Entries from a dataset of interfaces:

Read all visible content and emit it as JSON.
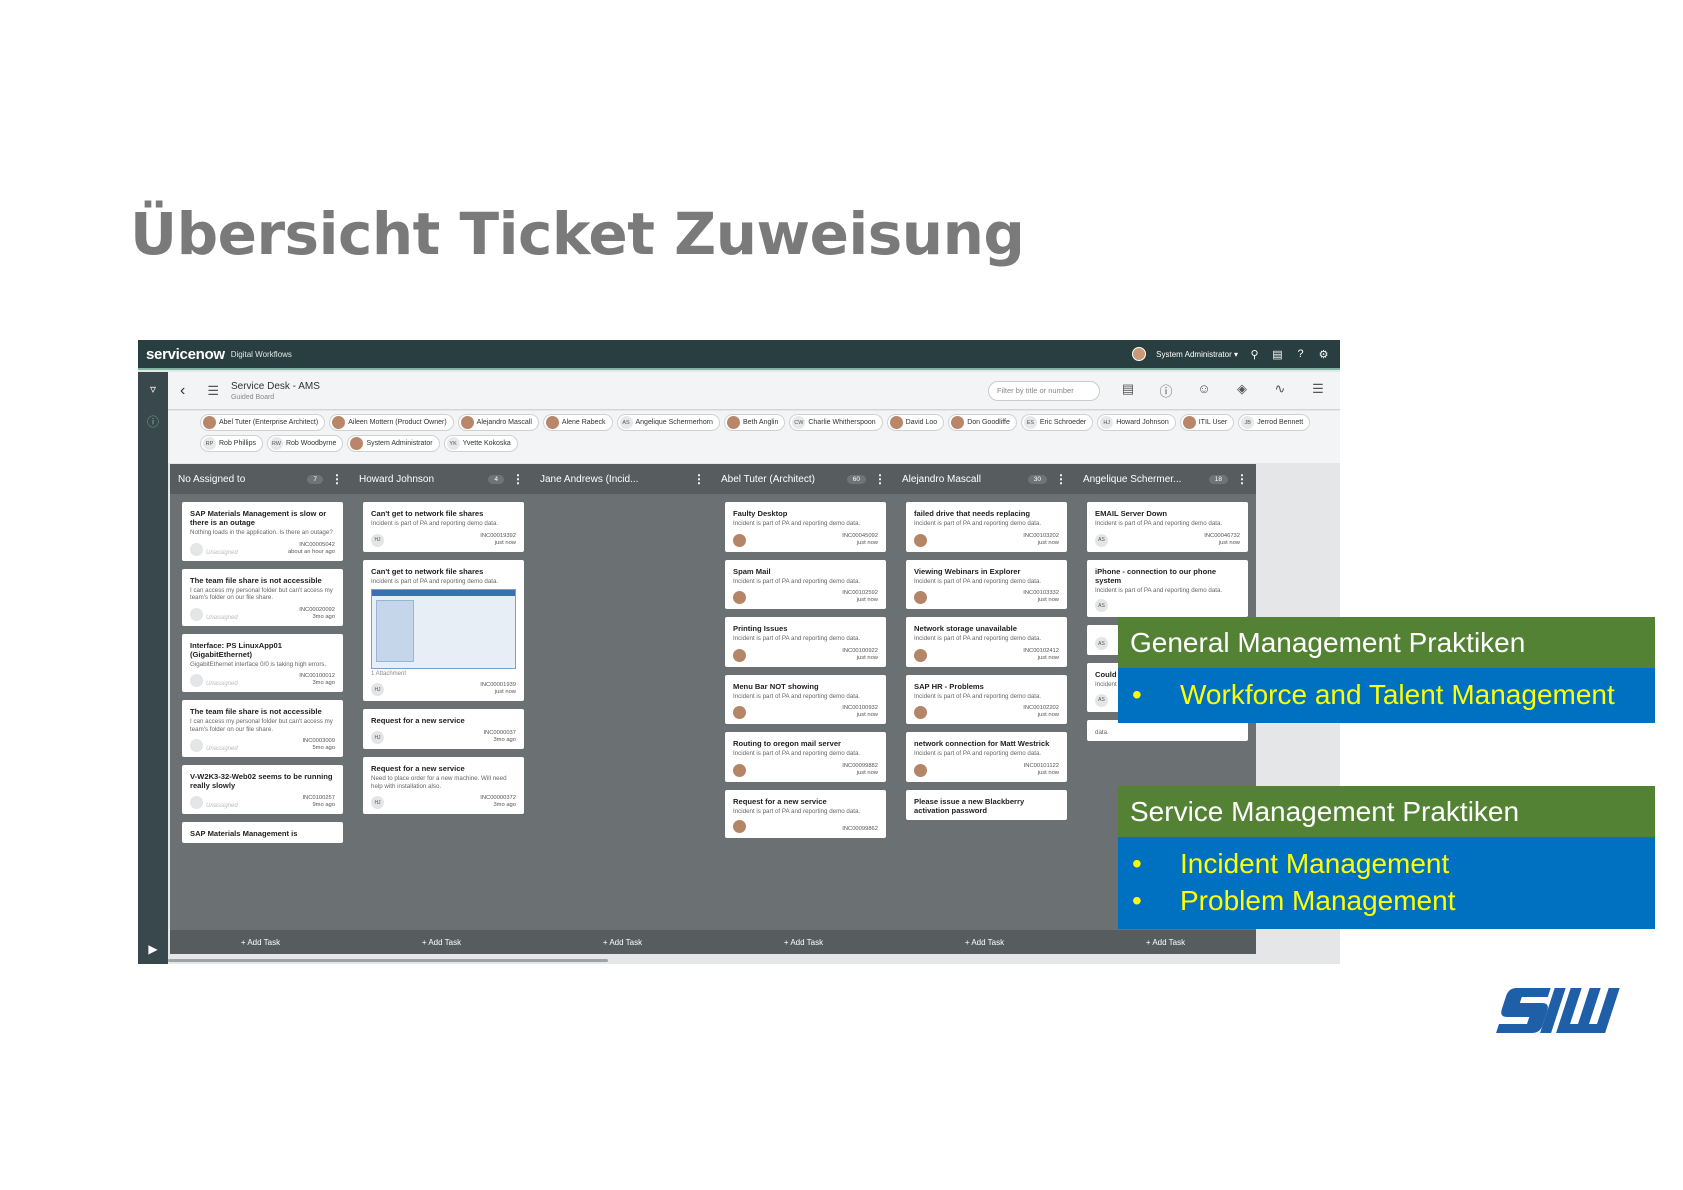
{
  "slide": {
    "title": "Übersicht Ticket Zuweisung"
  },
  "app": {
    "brand": "servicenow",
    "brand_sub": "Digital Workflows",
    "user": "System Administrator ▾",
    "board_name": "Service Desk - AMS",
    "board_sub": "Guided Board",
    "filter_placeholder": "Filter by title or number",
    "people": [
      {
        "initials": "",
        "name": "Abel Tuter (Enterprise Architect)",
        "photo": true
      },
      {
        "initials": "",
        "name": "Aileen Mottern (Product Owner)",
        "photo": true
      },
      {
        "initials": "",
        "name": "Alejandro Mascall",
        "photo": true
      },
      {
        "initials": "",
        "name": "Alene Rabeck",
        "photo": true
      },
      {
        "initials": "AS",
        "name": "Angelique Schermerhorn",
        "photo": false
      },
      {
        "initials": "",
        "name": "Beth Anglin",
        "photo": true
      },
      {
        "initials": "CW",
        "name": "Charlie Whitherspoon",
        "photo": false
      },
      {
        "initials": "",
        "name": "David Loo",
        "photo": true
      },
      {
        "initials": "",
        "name": "Don Goodliffe",
        "photo": true
      },
      {
        "initials": "ES",
        "name": "Eric Schroeder",
        "photo": false
      },
      {
        "initials": "HJ",
        "name": "Howard Johnson",
        "photo": false
      },
      {
        "initials": "",
        "name": "ITIL User",
        "photo": true
      },
      {
        "initials": "JB",
        "name": "Jerrod Bennett",
        "photo": false
      },
      {
        "initials": "RP",
        "name": "Rob Phillips",
        "photo": false
      },
      {
        "initials": "RW",
        "name": "Rob Woodbyrne",
        "photo": false
      },
      {
        "initials": "",
        "name": "System Administrator",
        "photo": true
      },
      {
        "initials": "YK",
        "name": "Yvette Kokoska",
        "photo": false
      }
    ],
    "add_task": "+ Add Task",
    "lanes": [
      {
        "name": "No Assigned to",
        "count": "7",
        "cards": [
          {
            "title": "SAP Materials Management is slow or there is an outage",
            "desc": "Nothing loads in the application. Is there an outage?",
            "av": "",
            "unassigned": "Unassigned",
            "number": "INC00005042",
            "time": "about an hour ago"
          },
          {
            "title": "The team file share is not accessible",
            "desc": "I can access my personal folder but can't access my team's folder on our file share.",
            "av": "",
            "unassigned": "Unassigned",
            "number": "INC00020092",
            "time": "3mo ago"
          },
          {
            "title": "Interface: PS LinuxApp01 (GigabitEthernet)",
            "desc": "GigabitEthernet interface 0/0 is taking high errors.",
            "av": "",
            "unassigned": "Unassigned",
            "number": "INC00100012",
            "time": "3mo ago"
          },
          {
            "title": "The team file share is not accessible",
            "desc": "I can access my personal folder but can't access my team's folder on our file share.",
            "av": "",
            "unassigned": "Unassigned",
            "number": "INC0003009",
            "time": "5mo ago"
          },
          {
            "title": "V-W2K3-32-Web02 seems to be running really slowly",
            "desc": "",
            "av": "",
            "unassigned": "Unassigned",
            "number": "INC0100257",
            "time": "9mo ago"
          },
          {
            "title": "SAP Materials Management is",
            "desc": "",
            "av": "",
            "unassigned": "",
            "number": "",
            "time": ""
          }
        ]
      },
      {
        "name": "Howard Johnson",
        "count": "4",
        "cards": [
          {
            "title": "Can't get to network file shares",
            "desc": "Incident is part of PA and reporting demo data.",
            "av": "HJ",
            "unassigned": "",
            "number": "INC00019392",
            "time": "just now"
          },
          {
            "title": "Can't get to network file shares",
            "desc": "Incident is part of PA and reporting demo data.",
            "av": "HJ",
            "unassigned": "",
            "number": "INC00001939",
            "time": "just now",
            "attachment": "1 Attachment"
          },
          {
            "title": "Request for a new service",
            "desc": "",
            "av": "HJ",
            "unassigned": "",
            "number": "INC0000037",
            "time": "3mo ago"
          },
          {
            "title": "Request for a new service",
            "desc": "Need to place order for a new machine. Will need help with installation also.",
            "av": "HJ",
            "unassigned": "",
            "number": "INC00000372",
            "time": "3mo ago"
          }
        ]
      },
      {
        "name": "Jane Andrews (Incid...",
        "count": "",
        "cards": []
      },
      {
        "name": "Abel Tuter (Architect)",
        "count": "60",
        "cards": [
          {
            "title": "Faulty Desktop",
            "desc": "Incident is part of PA and reporting demo data.",
            "av": "",
            "photo": true,
            "unassigned": "",
            "number": "INC00045092",
            "time": "just now"
          },
          {
            "title": "Spam Mail",
            "desc": "Incident is part of PA and reporting demo data.",
            "av": "",
            "photo": true,
            "unassigned": "",
            "number": "INC00102592",
            "time": "just now"
          },
          {
            "title": "Printing Issues",
            "desc": "Incident is part of PA and reporting demo data.",
            "av": "",
            "photo": true,
            "unassigned": "",
            "number": "INC00100922",
            "time": "just now"
          },
          {
            "title": "Menu Bar NOT showing",
            "desc": "Incident is part of PA and reporting demo data.",
            "av": "",
            "photo": true,
            "unassigned": "",
            "number": "INC00100932",
            "time": "just now"
          },
          {
            "title": "Routing to oregon mail server",
            "desc": "Incident is part of PA and reporting demo data.",
            "av": "",
            "photo": true,
            "unassigned": "",
            "number": "INC00099882",
            "time": "just now"
          },
          {
            "title": "Request for a new service",
            "desc": "Incident is part of PA and reporting demo data.",
            "av": "",
            "photo": true,
            "unassigned": "",
            "number": "INC00099862",
            "time": ""
          }
        ]
      },
      {
        "name": "Alejandro Mascall",
        "count": "30",
        "cards": [
          {
            "title": "failed drive that needs replacing",
            "desc": "Incident is part of PA and reporting demo data.",
            "av": "",
            "photo": true,
            "unassigned": "",
            "number": "INC00103202",
            "time": "just now"
          },
          {
            "title": "Viewing Webinars in Explorer",
            "desc": "Incident is part of PA and reporting demo data.",
            "av": "",
            "photo": true,
            "unassigned": "",
            "number": "INC00103332",
            "time": "just now"
          },
          {
            "title": "Network storage unavailable",
            "desc": "Incident is part of PA and reporting demo data.",
            "av": "",
            "photo": true,
            "unassigned": "",
            "number": "INC00102412",
            "time": "just now"
          },
          {
            "title": "SAP HR - Problems",
            "desc": "Incident is part of PA and reporting demo data.",
            "av": "",
            "photo": true,
            "unassigned": "",
            "number": "INC00102202",
            "time": "just now"
          },
          {
            "title": "network connection for Matt Westrick",
            "desc": "Incident is part of PA and reporting demo data.",
            "av": "",
            "photo": true,
            "unassigned": "",
            "number": "INC00101122",
            "time": "just now"
          },
          {
            "title": "Please issue a new Blackberry activation password",
            "desc": "",
            "av": "",
            "unassigned": "",
            "number": "",
            "time": ""
          }
        ]
      },
      {
        "name": "Angelique Schermer...",
        "count": "18",
        "cards": [
          {
            "title": "EMAIL Server Down",
            "desc": "Incident is part of PA and reporting demo data.",
            "av": "AS",
            "unassigned": "",
            "number": "INC00046732",
            "time": "just now"
          },
          {
            "title": "iPhone - connection to our phone system",
            "desc": "Incident is part of PA and reporting demo data.",
            "av": "AS",
            "unassigned": "",
            "number": "",
            "time": ""
          },
          {
            "title": "",
            "desc": "",
            "av": "AS",
            "unassigned": "",
            "number": "",
            "time": "just now"
          },
          {
            "title": "Could not log on to windows",
            "desc": "Incident is part of PA and reporting demo data.",
            "av": "AS",
            "unassigned": "",
            "number": "",
            "time": ""
          },
          {
            "title": "",
            "desc": "data.",
            "av": "",
            "unassigned": "",
            "number": "",
            "time": ""
          }
        ]
      }
    ]
  },
  "overlay": {
    "general": {
      "heading": "General Management Praktiken",
      "items": [
        "Workforce and Talent Management"
      ]
    },
    "service": {
      "heading": "Service Management Praktiken",
      "items": [
        "Incident Management",
        "Problem Management"
      ]
    },
    "bullet": "•",
    "colors": {
      "heading_bg": "#548235",
      "body_bg": "#0070c0",
      "item_text": "#ffff00"
    }
  },
  "logo": {
    "text": "SIW",
    "color": "#1f5fa8"
  }
}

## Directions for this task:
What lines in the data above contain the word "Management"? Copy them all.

## Answer space:
            "title": "SAP Materials Management is slow or there is an outage",
            "title": "SAP Materials Management is",
      "heading": "General Management Praktiken",
        "Workforce and Talent Management"
      "heading": "Service Management Praktiken",
        "Incident Management",
        "Problem Management"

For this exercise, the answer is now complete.